(Page and application data records)
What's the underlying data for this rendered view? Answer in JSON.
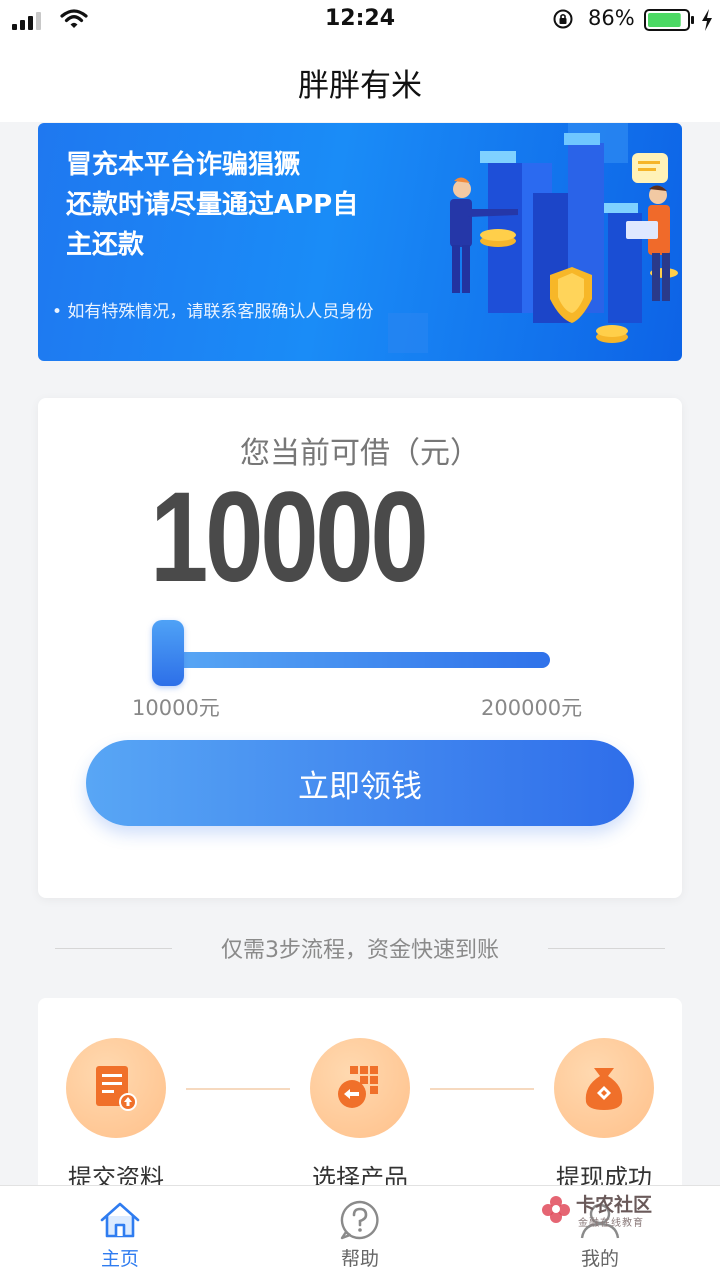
{
  "status_bar": {
    "time": "12:24",
    "battery_percent": "86%",
    "battery_level": 0.86
  },
  "header": {
    "title": "胖胖有米"
  },
  "banner": {
    "lines": [
      "冒充本平台诈骗猖獗",
      "还款时请尽量通过APP自",
      "主还款"
    ],
    "note": "• 如有特殊情况，请联系客服确认人员身份"
  },
  "loan": {
    "caption": "您当前可借（元）",
    "amount": "10000",
    "slider_value": 10000,
    "min_label": "10000元",
    "max_label": "200000元",
    "button_label": "立即领钱"
  },
  "process": {
    "divider_text": "仅需3步流程，资金快速到账",
    "steps": [
      {
        "label": "提交资料",
        "icon": "document-upload-icon"
      },
      {
        "label": "选择产品",
        "icon": "product-grid-icon"
      },
      {
        "label": "提现成功",
        "icon": "money-bag-icon"
      }
    ]
  },
  "tabs": [
    {
      "label": "主页",
      "icon": "home-icon",
      "active": true
    },
    {
      "label": "帮助",
      "icon": "help-icon",
      "active": false
    },
    {
      "label": "我的",
      "icon": "profile-icon",
      "active": false
    }
  ],
  "watermark": {
    "name": "卡农社区",
    "sub": "金融在线教育"
  },
  "colors": {
    "accent": "#2f7cf0",
    "banner_blue": "#1a8cf7",
    "step_orange": "#ffc08a",
    "amount_gray": "#4a4a4a"
  }
}
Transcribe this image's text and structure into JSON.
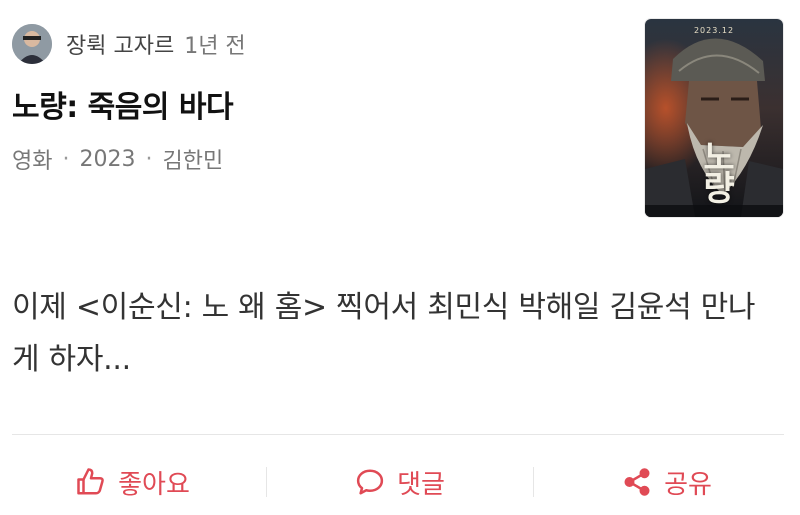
{
  "header": {
    "author": "장뤽 고자르",
    "time": "1년 전",
    "avatar_icon": "user-avatar"
  },
  "post": {
    "title": "노량: 죽음의 바다",
    "category": "영화",
    "year": "2023",
    "director": "김한민",
    "text": "이제 <이순신: 노 왜 홈> 찍어서 최민식 박해일 김윤석 만나게 하자..."
  },
  "poster": {
    "date": "2023.12",
    "title_line1": "노",
    "title_line2": "량"
  },
  "actions": {
    "like_label": "좋아요",
    "comment_label": "댓글",
    "share_label": "공유",
    "accent_color": "#e04a55"
  }
}
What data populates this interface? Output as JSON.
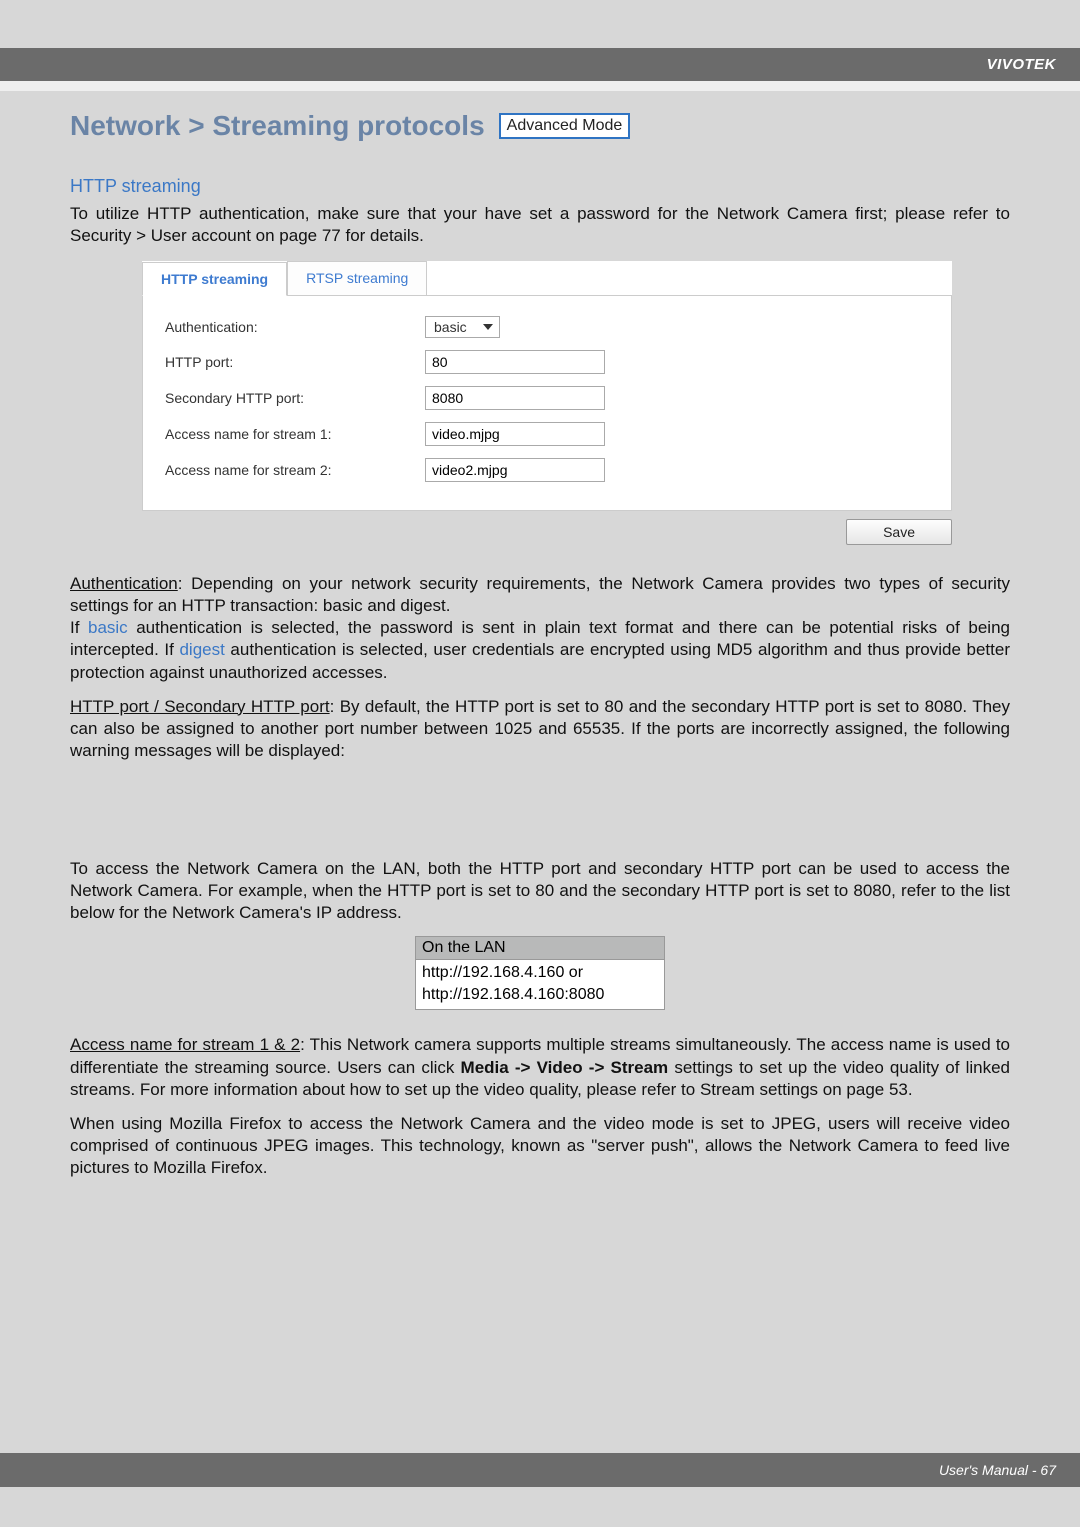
{
  "brand": "VIVOTEK",
  "page": {
    "title": "Network > Streaming protocols",
    "badge": "Advanced Mode"
  },
  "httpSection": {
    "heading": "HTTP streaming",
    "intro": "To utilize HTTP authentication, make sure that your have set a password for the Network Camera first; please refer to Security > User account on page 77 for details."
  },
  "ui": {
    "tabs": {
      "http": "HTTP streaming",
      "rtsp": "RTSP streaming"
    },
    "labels": {
      "authentication": "Authentication:",
      "httpPort": "HTTP port:",
      "secondaryHttpPort": "Secondary HTTP port:",
      "access1": "Access name for stream 1:",
      "access2": "Access name for stream 2:"
    },
    "values": {
      "authentication": "basic",
      "httpPort": "80",
      "secondaryHttpPort": "8080",
      "access1": "video.mjpg",
      "access2": "video2.mjpg"
    },
    "saveLabel": "Save"
  },
  "para": {
    "authHead": "Authentication",
    "authBody1": ": Depending on your network security requirements, the Network Camera provides two types of security settings for an HTTP transaction: basic and digest.",
    "authBodyIf": "If ",
    "authBodyBasic": "basic",
    "authBody2": " authentication is selected, the password is sent in plain text format and there can be potential risks of being intercepted. If ",
    "authBodyDigest": "digest",
    "authBody3": " authentication is selected, user credentials are encrypted using MD5 algorithm and thus provide better protection against unauthorized accesses.",
    "portHead": "HTTP port / Secondary HTTP port",
    "portBody": ": By default, the HTTP port is set to 80 and the secondary HTTP port is set to 8080. They can also be assigned to another port number between 1025 and 65535. If the ports are incorrectly assigned, the following warning messages will be displayed:",
    "lanIntro": "To access the Network Camera on the LAN, both the HTTP port and secondary HTTP port can be used to access the Network Camera. For example, when the HTTP port is set to 80 and the secondary HTTP port is set to 8080, refer to the list below for the Network Camera's IP address.",
    "lanHead": "On the LAN",
    "lanLine1": "http://192.168.4.160  or",
    "lanLine2": "http://192.168.4.160:8080",
    "accessHead": "Access name for stream 1 & 2",
    "accessBody1": ": This Network camera supports multiple streams simultaneously. The access name is used to differentiate the streaming source. Users can click ",
    "accessBodyBold": "Media -> Video -> Stream",
    "accessBody2": " settings to set up the video quality of linked streams. For more information about how to set up the video quality, please refer to Stream settings on page 53.",
    "firefox": "When using Mozilla Firefox  to access the Network Camera and the video mode is set to JPEG, users will receive video comprised of continuous JPEG images. This technology, known as \"server push\", allows the Network Camera to feed live pictures to Mozilla Firefox."
  },
  "footer": "User's Manual - 67"
}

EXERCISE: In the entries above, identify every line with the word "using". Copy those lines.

RESPONSE FOR THIS EXERCISE:
    "authBody3": " authentication is selected, user credentials are encrypted using MD5 algorithm and thus provide better protection against unauthorized accesses.",
    "firefox": "When using Mozilla Firefox  to access the Network Camera and the video mode is set to JPEG, users will receive video comprised of continuous JPEG images. This technology, known as \"server push\", allows the Network Camera to feed live pictures to Mozilla Firefox."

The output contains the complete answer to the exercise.